▼

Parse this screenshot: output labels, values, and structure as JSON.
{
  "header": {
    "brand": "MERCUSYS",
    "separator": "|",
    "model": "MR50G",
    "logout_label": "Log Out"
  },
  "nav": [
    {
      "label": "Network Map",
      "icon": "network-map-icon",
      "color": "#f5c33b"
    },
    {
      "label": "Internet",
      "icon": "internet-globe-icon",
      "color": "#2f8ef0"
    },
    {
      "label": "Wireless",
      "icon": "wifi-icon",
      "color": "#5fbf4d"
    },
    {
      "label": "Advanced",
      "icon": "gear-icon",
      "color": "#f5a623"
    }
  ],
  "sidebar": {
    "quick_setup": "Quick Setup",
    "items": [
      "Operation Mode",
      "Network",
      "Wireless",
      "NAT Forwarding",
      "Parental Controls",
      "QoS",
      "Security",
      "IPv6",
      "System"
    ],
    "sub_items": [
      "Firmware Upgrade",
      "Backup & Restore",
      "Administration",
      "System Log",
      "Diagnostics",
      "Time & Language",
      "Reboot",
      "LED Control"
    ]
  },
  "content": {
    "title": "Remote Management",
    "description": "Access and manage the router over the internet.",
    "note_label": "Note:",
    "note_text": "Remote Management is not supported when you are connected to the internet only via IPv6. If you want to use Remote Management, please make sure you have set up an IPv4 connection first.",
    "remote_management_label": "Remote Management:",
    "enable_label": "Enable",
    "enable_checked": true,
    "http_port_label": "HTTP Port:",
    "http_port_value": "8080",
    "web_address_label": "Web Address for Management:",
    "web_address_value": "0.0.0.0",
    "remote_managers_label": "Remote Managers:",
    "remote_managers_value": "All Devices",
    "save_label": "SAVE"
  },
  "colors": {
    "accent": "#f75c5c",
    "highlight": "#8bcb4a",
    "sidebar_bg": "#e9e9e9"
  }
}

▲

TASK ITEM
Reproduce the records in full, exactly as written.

TASK RESPONSE
Parse this screenshot: output labels, values, and structure as JSON.
{
  "header": {
    "brand": "MERCUSYS",
    "separator": "|",
    "model": "MR50G",
    "logout_label": "Log Out"
  },
  "nav": [
    {
      "label": "Network Map",
      "icon": "network-map-icon",
      "color": "#f5c33b"
    },
    {
      "label": "Internet",
      "icon": "internet-globe-icon",
      "color": "#2f8ef0"
    },
    {
      "label": "Wireless",
      "icon": "wifi-icon",
      "color": "#5fbf4d"
    },
    {
      "label": "Advanced",
      "icon": "gear-icon",
      "color": "#f5a623"
    }
  ],
  "sidebar": {
    "quick_setup": "Quick Setup",
    "items": [
      "Operation Mode",
      "Network",
      "Wireless",
      "NAT Forwarding",
      "Parental Controls",
      "QoS",
      "Security",
      "IPv6",
      "System"
    ],
    "sub_items": [
      "Firmware Upgrade",
      "Backup & Restore",
      "Administration",
      "System Log",
      "Diagnostics",
      "Time & Language",
      "Reboot",
      "LED Control"
    ]
  },
  "content": {
    "title": "Remote Management",
    "description": "Access and manage the router over the internet.",
    "note_label": "Note:",
    "note_text": "Remote Management is not supported when you are connected to the internet only via IPv6. If you want to use Remote Management, please make sure you have set up an IPv4 connection first.",
    "remote_management_label": "Remote Management:",
    "enable_label": "Enable",
    "enable_checked": true,
    "http_port_label": "HTTP Port:",
    "http_port_value": "8080",
    "web_address_label": "Web Address for Management:",
    "web_address_value": "0.0.0.0",
    "remote_managers_label": "Remote Managers:",
    "remote_managers_value": "All Devices",
    "save_label": "SAVE"
  },
  "colors": {
    "accent": "#f75c5c",
    "highlight": "#8bcb4a",
    "sidebar_bg": "#e9e9e9"
  }
}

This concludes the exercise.